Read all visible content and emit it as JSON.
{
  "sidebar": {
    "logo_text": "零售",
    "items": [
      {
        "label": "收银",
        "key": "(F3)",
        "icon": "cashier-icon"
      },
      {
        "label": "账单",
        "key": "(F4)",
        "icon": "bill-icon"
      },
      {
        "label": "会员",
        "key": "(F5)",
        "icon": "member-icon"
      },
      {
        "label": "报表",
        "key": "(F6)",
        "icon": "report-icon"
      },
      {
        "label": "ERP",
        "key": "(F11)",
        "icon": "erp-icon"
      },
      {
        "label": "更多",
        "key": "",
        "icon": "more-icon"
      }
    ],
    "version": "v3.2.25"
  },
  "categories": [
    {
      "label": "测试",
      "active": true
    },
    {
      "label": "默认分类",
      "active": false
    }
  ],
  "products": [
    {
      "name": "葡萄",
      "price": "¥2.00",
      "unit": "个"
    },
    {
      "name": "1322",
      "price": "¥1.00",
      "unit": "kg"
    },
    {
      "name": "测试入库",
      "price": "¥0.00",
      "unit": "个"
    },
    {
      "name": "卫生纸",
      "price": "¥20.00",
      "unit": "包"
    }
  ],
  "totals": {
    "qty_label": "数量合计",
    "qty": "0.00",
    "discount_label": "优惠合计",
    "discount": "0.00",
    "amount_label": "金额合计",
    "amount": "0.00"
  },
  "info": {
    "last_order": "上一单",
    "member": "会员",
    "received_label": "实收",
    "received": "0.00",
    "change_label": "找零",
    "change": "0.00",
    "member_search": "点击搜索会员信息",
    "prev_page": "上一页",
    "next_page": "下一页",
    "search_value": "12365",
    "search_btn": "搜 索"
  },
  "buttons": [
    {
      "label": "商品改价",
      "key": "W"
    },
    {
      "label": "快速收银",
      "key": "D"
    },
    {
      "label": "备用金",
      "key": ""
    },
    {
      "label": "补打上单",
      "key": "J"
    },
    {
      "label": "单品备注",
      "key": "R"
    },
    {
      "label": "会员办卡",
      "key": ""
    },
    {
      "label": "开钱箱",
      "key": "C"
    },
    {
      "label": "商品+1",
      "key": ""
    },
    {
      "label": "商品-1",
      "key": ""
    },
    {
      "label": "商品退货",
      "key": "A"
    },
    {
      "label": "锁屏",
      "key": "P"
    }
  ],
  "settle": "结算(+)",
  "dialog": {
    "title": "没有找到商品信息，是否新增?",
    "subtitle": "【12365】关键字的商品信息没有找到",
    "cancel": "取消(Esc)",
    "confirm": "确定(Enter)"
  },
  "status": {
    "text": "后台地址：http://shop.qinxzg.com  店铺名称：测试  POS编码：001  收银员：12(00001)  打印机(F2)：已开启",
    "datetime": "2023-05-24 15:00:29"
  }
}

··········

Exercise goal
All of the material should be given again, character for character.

Task response
Read all visible content and emit it as JSON.
{
  "sidebar": {
    "logo_text": "零售",
    "items": [
      {
        "label": "收银",
        "key": "(F3)",
        "icon": "cashier-icon"
      },
      {
        "label": "账单",
        "key": "(F4)",
        "icon": "bill-icon"
      },
      {
        "label": "会员",
        "key": "(F5)",
        "icon": "member-icon"
      },
      {
        "label": "报表",
        "key": "(F6)",
        "icon": "report-icon"
      },
      {
        "label": "ERP",
        "key": "(F11)",
        "icon": "erp-icon"
      },
      {
        "label": "更多",
        "key": "",
        "icon": "more-icon"
      }
    ],
    "version": "v3.2.25"
  },
  "categories": [
    {
      "label": "测试",
      "active": true
    },
    {
      "label": "默认分类",
      "active": false
    }
  ],
  "products": [
    {
      "name": "葡萄",
      "price": "¥2.00",
      "unit": "个"
    },
    {
      "name": "1322",
      "price": "¥1.00",
      "unit": "kg"
    },
    {
      "name": "测试入库",
      "price": "¥0.00",
      "unit": "个"
    },
    {
      "name": "卫生纸",
      "price": "¥20.00",
      "unit": "包"
    }
  ],
  "totals": {
    "qty_label": "数量合计",
    "qty": "0.00",
    "discount_label": "优惠合计",
    "discount": "0.00",
    "amount_label": "金额合计",
    "amount": "0.00"
  },
  "info": {
    "last_order": "上一单",
    "member": "会员",
    "received_label": "实收",
    "received": "0.00",
    "change_label": "找零",
    "change": "0.00",
    "member_search": "点击搜索会员信息",
    "prev_page": "上一页",
    "next_page": "下一页",
    "search_value": "12365",
    "search_btn": "搜 索"
  },
  "buttons": [
    {
      "label": "商品改价",
      "key": "W"
    },
    {
      "label": "快速收银",
      "key": "D"
    },
    {
      "label": "备用金",
      "key": ""
    },
    {
      "label": "补打上单",
      "key": "J"
    },
    {
      "label": "单品备注",
      "key": "R"
    },
    {
      "label": "会员办卡",
      "key": ""
    },
    {
      "label": "开钱箱",
      "key": "C"
    },
    {
      "label": "商品+1",
      "key": ""
    },
    {
      "label": "商品-1",
      "key": ""
    },
    {
      "label": "商品退货",
      "key": "A"
    },
    {
      "label": "锁屏",
      "key": "P"
    }
  ],
  "settle": "结算(+)",
  "dialog": {
    "title": "没有找到商品信息，是否新增?",
    "subtitle": "【12365】关键字的商品信息没有找到",
    "cancel": "取消(Esc)",
    "confirm": "确定(Enter)"
  },
  "status": {
    "text": "后台地址：http://shop.qinxzg.com  店铺名称：测试  POS编码：001  收银员：12(00001)  打印机(F2)：已开启",
    "datetime": "2023-05-24 15:00:29"
  }
}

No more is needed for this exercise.